The DSNY website: https://www1.nyc.gov/assets/dsny/site/contact/get-involved offers many ways the community can help alleviate the garbage problem in their communities. For instance, “Adopt a Basket” invites businesses and individuals to lend a hand in preventing community trash basket overflow. DSNY provides a regular supply of free plastic liners, a collection schedule, work gloves, a dust bin and broom. They suggest emptying the basket when it’s three-quarters full, remove the used plastic liners, tie them, leave them next to the basket, and insert a new liner. To request more liners call 311. Community members can also help in a non-hands-on way. If they see a broken bin or the need for a public litter basket to be placed on a street corner of a major commercial street or near a major transportation hub they can make that request via 311.
Many community members have noticed a rise in illegal dumping on their streets. Calling 311 also comes into play to report excessive litter or illegal dumping. The DSNY recently posted on Twitter how they caught one illegal dumper in Williamsburg:
When asked if there are any new developments for better trash collecting and containment, the DSNY responded, “We are looking at solutions. For one, our current set-out time of 4 p.m. is the earliest of any major city in the United States. We are strongly considering moving trash set-out times to 8 p.m. (residents using a container with a sealed lid could put trash out at 6 p.m., and businesses using a container with a sealed lid could put trash out one hour before closing time), to give commuters a more pleasant evening commute from the office and to leave rats with fewer opportunities to break into black bags and feast. We have not yet begun the formal process to change this rule. When we do, we look forward to hearing public input from residents and business owners on this topic,” said Mager.
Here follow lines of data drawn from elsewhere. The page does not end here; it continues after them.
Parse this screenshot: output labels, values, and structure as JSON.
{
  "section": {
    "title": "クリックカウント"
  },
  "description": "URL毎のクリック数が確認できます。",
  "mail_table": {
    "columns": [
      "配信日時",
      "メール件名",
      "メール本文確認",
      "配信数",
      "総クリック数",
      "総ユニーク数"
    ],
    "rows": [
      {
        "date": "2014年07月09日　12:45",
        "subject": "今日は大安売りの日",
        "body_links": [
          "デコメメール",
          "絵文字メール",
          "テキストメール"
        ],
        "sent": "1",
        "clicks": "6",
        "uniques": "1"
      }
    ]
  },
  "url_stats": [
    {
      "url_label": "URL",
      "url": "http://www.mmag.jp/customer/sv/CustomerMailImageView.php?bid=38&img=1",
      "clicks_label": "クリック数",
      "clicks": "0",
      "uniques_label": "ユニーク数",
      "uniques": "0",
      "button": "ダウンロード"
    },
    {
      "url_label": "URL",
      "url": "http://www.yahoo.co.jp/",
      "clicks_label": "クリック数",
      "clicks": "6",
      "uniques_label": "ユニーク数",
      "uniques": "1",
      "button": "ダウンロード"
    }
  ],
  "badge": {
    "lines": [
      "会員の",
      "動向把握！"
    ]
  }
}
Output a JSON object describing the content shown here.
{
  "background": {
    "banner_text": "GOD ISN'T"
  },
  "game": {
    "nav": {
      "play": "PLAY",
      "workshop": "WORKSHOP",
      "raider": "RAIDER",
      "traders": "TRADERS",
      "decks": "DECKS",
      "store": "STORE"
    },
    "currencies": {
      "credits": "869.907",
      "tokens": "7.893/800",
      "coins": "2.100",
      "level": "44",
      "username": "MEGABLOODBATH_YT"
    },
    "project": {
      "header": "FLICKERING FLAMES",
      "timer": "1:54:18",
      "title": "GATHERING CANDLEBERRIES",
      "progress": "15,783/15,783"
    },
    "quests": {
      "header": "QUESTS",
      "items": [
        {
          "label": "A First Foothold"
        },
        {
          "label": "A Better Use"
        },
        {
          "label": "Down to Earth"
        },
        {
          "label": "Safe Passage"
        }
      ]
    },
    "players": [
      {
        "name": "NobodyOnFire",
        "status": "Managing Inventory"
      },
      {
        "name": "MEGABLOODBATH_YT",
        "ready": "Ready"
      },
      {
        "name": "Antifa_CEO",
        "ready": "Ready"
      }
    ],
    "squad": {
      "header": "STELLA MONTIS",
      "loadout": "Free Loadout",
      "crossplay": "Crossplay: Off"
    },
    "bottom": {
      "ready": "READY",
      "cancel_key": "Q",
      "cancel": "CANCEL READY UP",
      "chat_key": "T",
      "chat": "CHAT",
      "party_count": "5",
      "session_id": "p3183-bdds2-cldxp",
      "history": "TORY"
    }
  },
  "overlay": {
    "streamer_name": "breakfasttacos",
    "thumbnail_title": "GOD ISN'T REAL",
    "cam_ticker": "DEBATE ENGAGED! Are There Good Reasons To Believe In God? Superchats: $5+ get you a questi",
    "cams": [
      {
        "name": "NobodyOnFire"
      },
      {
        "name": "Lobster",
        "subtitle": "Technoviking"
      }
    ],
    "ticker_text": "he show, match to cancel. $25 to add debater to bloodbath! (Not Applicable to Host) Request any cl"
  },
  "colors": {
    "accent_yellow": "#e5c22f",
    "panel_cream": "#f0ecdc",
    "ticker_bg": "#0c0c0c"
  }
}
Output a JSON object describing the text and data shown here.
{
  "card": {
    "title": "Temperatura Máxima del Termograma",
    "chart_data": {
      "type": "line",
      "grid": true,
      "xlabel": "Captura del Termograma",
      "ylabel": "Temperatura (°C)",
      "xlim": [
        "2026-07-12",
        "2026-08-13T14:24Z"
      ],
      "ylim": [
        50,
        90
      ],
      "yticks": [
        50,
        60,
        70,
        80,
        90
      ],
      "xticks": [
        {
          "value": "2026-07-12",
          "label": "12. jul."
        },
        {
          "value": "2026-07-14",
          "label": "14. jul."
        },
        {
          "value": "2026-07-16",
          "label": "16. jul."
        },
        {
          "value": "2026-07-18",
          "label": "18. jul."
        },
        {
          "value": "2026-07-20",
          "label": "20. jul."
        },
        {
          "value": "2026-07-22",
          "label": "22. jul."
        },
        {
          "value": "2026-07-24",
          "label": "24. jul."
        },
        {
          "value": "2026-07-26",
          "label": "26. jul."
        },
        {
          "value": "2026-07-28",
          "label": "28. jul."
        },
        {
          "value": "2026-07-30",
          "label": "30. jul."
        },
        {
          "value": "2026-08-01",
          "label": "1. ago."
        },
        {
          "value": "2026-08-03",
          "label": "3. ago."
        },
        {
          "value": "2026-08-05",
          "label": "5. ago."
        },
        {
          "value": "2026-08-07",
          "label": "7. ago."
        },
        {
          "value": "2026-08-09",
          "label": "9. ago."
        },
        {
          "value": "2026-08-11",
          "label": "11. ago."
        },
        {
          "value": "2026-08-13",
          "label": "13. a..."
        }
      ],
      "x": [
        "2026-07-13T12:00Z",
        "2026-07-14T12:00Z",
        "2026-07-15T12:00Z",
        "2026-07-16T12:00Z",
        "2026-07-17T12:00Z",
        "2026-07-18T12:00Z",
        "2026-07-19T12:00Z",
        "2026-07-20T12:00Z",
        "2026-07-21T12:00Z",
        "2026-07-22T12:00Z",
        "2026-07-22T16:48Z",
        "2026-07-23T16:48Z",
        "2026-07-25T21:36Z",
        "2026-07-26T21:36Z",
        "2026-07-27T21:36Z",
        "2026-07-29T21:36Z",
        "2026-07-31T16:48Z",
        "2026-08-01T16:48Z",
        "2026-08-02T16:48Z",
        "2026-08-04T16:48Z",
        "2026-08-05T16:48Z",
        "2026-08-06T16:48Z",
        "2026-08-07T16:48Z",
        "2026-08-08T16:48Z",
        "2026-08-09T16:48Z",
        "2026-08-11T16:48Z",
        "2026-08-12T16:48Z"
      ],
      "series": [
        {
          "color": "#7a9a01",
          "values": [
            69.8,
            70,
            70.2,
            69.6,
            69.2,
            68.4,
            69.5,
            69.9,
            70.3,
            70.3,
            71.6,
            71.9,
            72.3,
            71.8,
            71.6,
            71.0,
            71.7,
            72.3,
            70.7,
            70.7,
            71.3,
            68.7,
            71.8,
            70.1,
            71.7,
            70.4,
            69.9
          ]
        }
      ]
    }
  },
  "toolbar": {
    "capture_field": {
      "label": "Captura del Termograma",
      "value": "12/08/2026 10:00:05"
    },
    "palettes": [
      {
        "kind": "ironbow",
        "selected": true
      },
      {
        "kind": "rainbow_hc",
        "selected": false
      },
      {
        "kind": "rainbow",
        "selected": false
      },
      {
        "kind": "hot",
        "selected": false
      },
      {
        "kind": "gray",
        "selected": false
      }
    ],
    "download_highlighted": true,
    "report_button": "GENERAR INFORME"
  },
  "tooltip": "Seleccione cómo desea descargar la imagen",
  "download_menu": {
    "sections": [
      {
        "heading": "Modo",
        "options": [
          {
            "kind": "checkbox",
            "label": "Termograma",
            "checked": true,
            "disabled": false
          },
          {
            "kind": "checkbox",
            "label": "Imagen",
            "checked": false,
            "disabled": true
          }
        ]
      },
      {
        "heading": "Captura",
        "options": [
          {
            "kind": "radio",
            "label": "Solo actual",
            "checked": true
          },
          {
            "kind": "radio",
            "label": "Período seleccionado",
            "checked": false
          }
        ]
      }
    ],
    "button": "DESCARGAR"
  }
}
In April DSNY began a Clean Curbs pilot program, “which “house[s]” trash in sealed containers as it awaits pickup.